A pilot project to allow hunters in Saint Andrews to harvest nuisance deer meat and feed dozens of low-income families in the area was cancelled just before it was supposed to launch.
This past fall, the Department of of Natural Resources and Energy Development announced that deer meat would be donated to the Volunteer Centre of Charlotte County Inc.
But the initiative was quietly cancelled to allow the New Brunswick's Department of Health time to assess whether there are any risks to food security.
"If you don't have something and you didn't get it, it's not as bad as having it taken away from you," said Donna Linton, a co-ordinator for the non-profit organization.
Linton said about 30 families in Charlotte County expressed interest in the deer meat to eat over the winter. This would've fed at least 56 children in the area.
Food insecurity 'an issue'
The Town of Saint Andrews, which is trying to cope with a growing deer population, said it would pay to have the meat processed in the St. Stephen area, and it would eventually be donated through the volunteer centre to families in need.
Jennifer Russell, New Brunswick's chief medical officer of health, said her office started looking into operational and food licence requirements that could support the project. But it will need more time.
"We will be conducting a cross-jurisdictional scan to see if other provinces have food safety programs in place for similar initiatives and if there are ways to implement control measures to help reduce risks and allow this kind of donation," Russell said in an emailed statement to CBC News.

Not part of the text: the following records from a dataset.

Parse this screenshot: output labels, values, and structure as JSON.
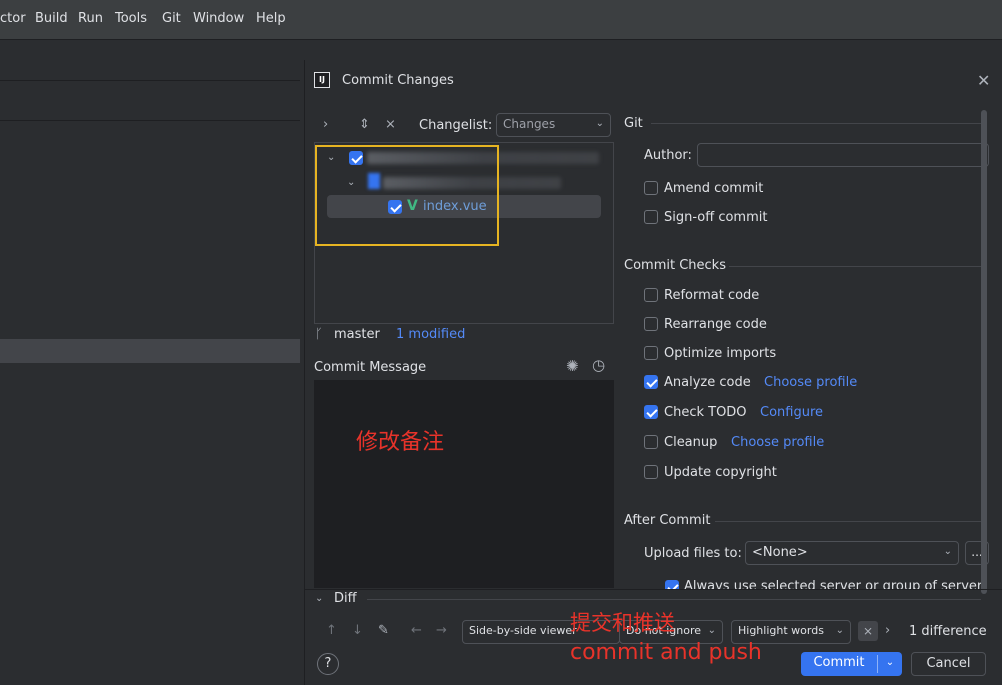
{
  "menubar": {
    "items": [
      "ctor",
      "Build",
      "Run",
      "Tools",
      "Git",
      "Window",
      "Help"
    ]
  },
  "dialog": {
    "title": "Commit Changes",
    "app_icon": "IJ",
    "changelist_label": "Changelist:",
    "changelist_value": "Changes",
    "tree": {
      "file_name": "index.vue",
      "file_icon": "V"
    },
    "branch": "master",
    "modified": "1 modified",
    "commit_message_label": "Commit Message",
    "commit_message_value": "修改备注",
    "git": {
      "title": "Git",
      "author_label": "Author:",
      "author_value": "",
      "amend": "Amend commit",
      "signoff": "Sign-off commit"
    },
    "checks": {
      "title": "Commit Checks",
      "reformat": "Reformat code",
      "rearrange": "Rearrange code",
      "optimize": "Optimize imports",
      "analyze": "Analyze code",
      "analyze_link": "Choose profile",
      "todo": "Check TODO",
      "todo_link": "Configure",
      "cleanup": "Cleanup",
      "cleanup_link": "Choose profile",
      "copyright": "Update copyright"
    },
    "after": {
      "title": "After Commit",
      "upload_label": "Upload files to:",
      "upload_value": "<None>",
      "more": "...",
      "always_use": "Always use selected server or group of servers"
    },
    "diff": {
      "title": "Diff",
      "viewer": "Side-by-side viewer",
      "ignore": "Do not ignore",
      "highlight": "Highlight words",
      "count": "1 difference"
    },
    "buttons": {
      "commit": "Commit",
      "cancel": "Cancel",
      "help": "?"
    },
    "annotation": {
      "zh": "提交和推送",
      "en": "commit and push"
    }
  },
  "colors": {
    "accent": "#3574f0",
    "link": "#548af7",
    "annotation": "#e8332a",
    "highlight_box": "#e6b422"
  }
}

Instead of the 40 pounds of deer meat per family, they're being offered hot dogs and hamburger meat through the local food bank.

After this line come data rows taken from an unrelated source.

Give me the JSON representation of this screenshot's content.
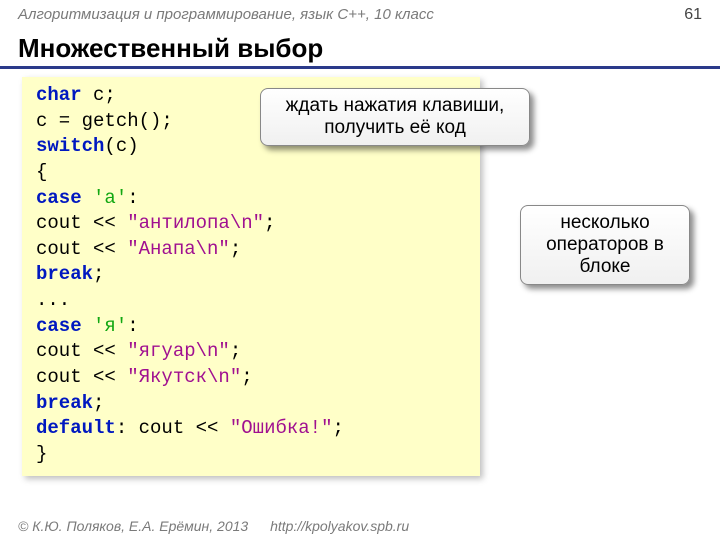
{
  "header": {
    "subtitle": "Алгоритмизация и программирование, язык  C++, 10 класс",
    "page_number": "61"
  },
  "title": "Множественный выбор",
  "code": {
    "l1a": "char",
    "l1b": " c;",
    "l2a": "c = ",
    "l2b": "getch",
    "l2c": "();",
    "l3a": "switch",
    "l3b": "(c)",
    "l4": "  {",
    "l5a": "  case",
    "l5b": " 'а'",
    "l5c": ":",
    "l6a": "     cout << ",
    "l6b": "\"антилопа\\n\"",
    "l6c": ";",
    "l7a": "     cout << ",
    "l7b": "\"Анапа\\n\"",
    "l7c": ";",
    "l8a": "     break",
    "l8b": ";",
    "l9": "  ...",
    "l10a": "  case",
    "l10b": " 'я'",
    "l10c": ":",
    "l11a": "     cout << ",
    "l11b": "\"ягуар\\n\"",
    "l11c": ";",
    "l12a": "     cout << ",
    "l12b": "\"Якутск\\n\"",
    "l12c": ";",
    "l13a": "     break",
    "l13b": ";",
    "l14a": "  default",
    "l14b": ": cout << ",
    "l14c": "\"Ошибка!\"",
    "l14d": ";",
    "l15": "  }"
  },
  "callouts": {
    "c1": "ждать нажатия клавиши, получить её код",
    "c2": "несколько операторов в блоке"
  },
  "footer": {
    "copyright": "© К.Ю. Поляков, Е.А. Ерёмин, 2013",
    "url": "http://kpolyakov.spb.ru"
  }
}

"They have a food insecurity issue and specifically protein," Linton said. "They were just hoping they could secure some food to get them through the winter."

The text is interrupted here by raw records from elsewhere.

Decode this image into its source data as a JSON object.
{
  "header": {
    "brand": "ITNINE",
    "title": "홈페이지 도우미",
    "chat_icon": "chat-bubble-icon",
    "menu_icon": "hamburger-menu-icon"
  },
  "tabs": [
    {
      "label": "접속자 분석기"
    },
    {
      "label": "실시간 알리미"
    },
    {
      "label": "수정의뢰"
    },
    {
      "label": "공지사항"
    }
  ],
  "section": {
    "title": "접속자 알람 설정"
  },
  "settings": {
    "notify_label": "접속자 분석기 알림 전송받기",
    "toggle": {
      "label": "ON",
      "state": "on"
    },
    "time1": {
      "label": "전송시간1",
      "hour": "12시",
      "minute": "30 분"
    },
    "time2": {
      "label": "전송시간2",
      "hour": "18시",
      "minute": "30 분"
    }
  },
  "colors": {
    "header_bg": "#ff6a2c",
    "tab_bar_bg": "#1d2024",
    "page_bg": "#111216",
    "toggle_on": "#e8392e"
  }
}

While most of the families told Linton they had never hunted, they do have experience with deer meat.
"All of the families have had experience cooking it and were aware of the different seasoning flavours that you can do," she said.
"It's just kind of sad."
The poverty line in that area of Charlotte County is about $24,000 a year, but many people try to get by on half that amount.
Many families who would've benefited from the pilot project either lost a job or are living on disability.
"When there's grandchildren living in the home, often they're living on the grandparents' pension."
But Linton is hopeful the project will be able to go ahead next year.
"We're not letting it go."
Deer population a big problem
Brad Henderson, deputy mayor of Saint Andrews, said the project would also decrease the town's deer population.
In August, residents of the town took out a full-page newspaper ad calling on the province and the town to do something.
Henderson said he was told by Natural Resources and Energy Development Minister Mike Holland that the project would go ahead sometime this year.
"One challenge could be another challenge's solution," he said.